I'm sure “evacuating” didn't seem like an option to the elderly couple.
Maybe that's why last week, the roaring wildfire that quickly swept through their California neighborhood caught them unprepared and swallowed them up in their home – the husband found 20 feet from their front door as he abandoned his bed-ridden wife.
Others barely escaped with their lives as the flames forced them from their homes out onto the streets in a mad rush to grab anything they could and get the hell out of Dodge.
Same story in Arizona where I just returned from a trip.
And recently in Alberta, flames engulfed entire towns and people were horrified to see their lives threatened on every side of their escaping vehicle as they hit massive traffic jams of others looking to save their lives.
When it's time to get out of Dodge…
Here's How To Be One Of The “Survivors” When Danger
Is At Your Doorstep And You're Forced To Bug-Out…
When You're Told To “Leave”, You're Already Too Late!
I've seen it time and time again in real disasters (including my own town)…
People take a “wait and see” attitude and procrastinate until the last minute to leave their home.
Maybe it's because they're in denial that the threat is even happening or will affect them.
Maybe they don't want to leave their “stuff”.
Or oftentimes it's because they think they can “battle” whatever threat is headed their way (some residents in the recent fires were on top of their roof with garden hoses until they saw the 7-story wall of fire headed their way and ran like hell.)
Be the FIRST on the road – your life is more important than your “stuff”, isn't it?
Have A Backup Bug-Out Evacuation Plan
Even if you get out on the road first, you can suddenly find yourself stuck in a massive traffic jam from the escapees 3 towns over.
Or it could be a blocked roadway from a downed power line across the road.
Any number of obstacles can suddenly stop you in you tracks.
Most people will stay there, stuck in their vehicles while they panic and pray for a miracle to come save them
For you to play it smart, you'll need to plan for alternative means of escaping the area.
Take a look at this picture I took this week from the window of the plane flight I was on…
When major roads are blocked (the red “X”), you must be able to quickly transition to other alternatives, such as:
- Major power-line paths – these typically run in very wide, straight paths out of town and can have access roads along them.
- Waterways – Depending on where you live, a boat can get you out of Dodge faster than any highway can.
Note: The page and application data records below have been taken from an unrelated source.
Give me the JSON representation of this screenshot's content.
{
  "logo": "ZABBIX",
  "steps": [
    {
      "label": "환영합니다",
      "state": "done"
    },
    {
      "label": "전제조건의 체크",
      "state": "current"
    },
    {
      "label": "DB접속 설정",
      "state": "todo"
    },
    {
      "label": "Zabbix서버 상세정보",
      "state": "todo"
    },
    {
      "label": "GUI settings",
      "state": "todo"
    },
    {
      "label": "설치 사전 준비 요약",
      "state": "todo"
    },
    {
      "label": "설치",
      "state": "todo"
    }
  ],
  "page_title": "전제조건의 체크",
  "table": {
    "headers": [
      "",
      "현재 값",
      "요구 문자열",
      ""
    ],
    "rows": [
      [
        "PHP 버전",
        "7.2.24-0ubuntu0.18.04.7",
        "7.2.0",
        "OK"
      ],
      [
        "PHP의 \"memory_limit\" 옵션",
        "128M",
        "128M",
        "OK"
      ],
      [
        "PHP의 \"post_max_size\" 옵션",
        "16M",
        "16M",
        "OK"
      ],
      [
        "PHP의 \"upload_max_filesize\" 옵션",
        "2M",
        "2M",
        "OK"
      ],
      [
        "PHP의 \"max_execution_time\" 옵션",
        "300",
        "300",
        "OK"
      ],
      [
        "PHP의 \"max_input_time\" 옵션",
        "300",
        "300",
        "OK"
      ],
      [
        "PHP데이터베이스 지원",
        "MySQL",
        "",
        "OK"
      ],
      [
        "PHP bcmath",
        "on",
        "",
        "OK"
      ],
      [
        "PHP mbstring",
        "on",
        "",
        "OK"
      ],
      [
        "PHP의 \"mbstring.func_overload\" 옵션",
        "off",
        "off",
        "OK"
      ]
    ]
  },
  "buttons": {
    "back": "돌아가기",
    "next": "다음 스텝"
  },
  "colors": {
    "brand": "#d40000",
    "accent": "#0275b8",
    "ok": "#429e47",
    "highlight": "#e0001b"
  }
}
Look at your local map to see what paths are options for you.
- Railroads – They're meant to travel across the entire country and can be a life-saver in a forced evacuation. However, you may not be able to drive the entire way as you reach water crossings or run out of vehicle access paths.
No matter what evacuation route you choose, you need to make sure you have the means to continue your “bug-out” no matter what happens.
Which brings us to…
Prepare Your Survival Plan For All 5- Phases Of A Disaster
Yes, there are 5-phases of a disaster that you need to prepare for.
Most people aren't preparing for ANY of the 5 phases… and even experienced “preppers” are only looking at 1 or 2.
But these recent evacuations show that isn't enough.
What if you're forced from your home? What if your vehicle gets stopped? What if you only have mere minutes to make an “escape decision” that will mean the difference between life or death for you and your family?
The last thing you need to have your mind on is “what stuff will I need?”.
Have your plan and all your survival gear already prepped for all 5 survival contingency plans and you'll never have to worry about how to prepare.
I highly recommend you use the survival plan we lay out in our survival gear guide you can get for free right here…
Look… don't be one of those people who puts off planning for these emergencies to the last minute.
That's what “victims” do.
Now is the time to put together your “5-phase plan” so you're not scrambling around like everyone else trying to think about what to do… where to go… and what to pack.
It's not hard to prepare for… but if you put it off until the flames (or floods, chemicals, winds, or whatever) are headed toward your door, you're going to get caught in the trap with all the others who didn't prepare.
And the last thing you want to do is look into your family's terrified eyes and have nothing more to say than, “I'm sorry”.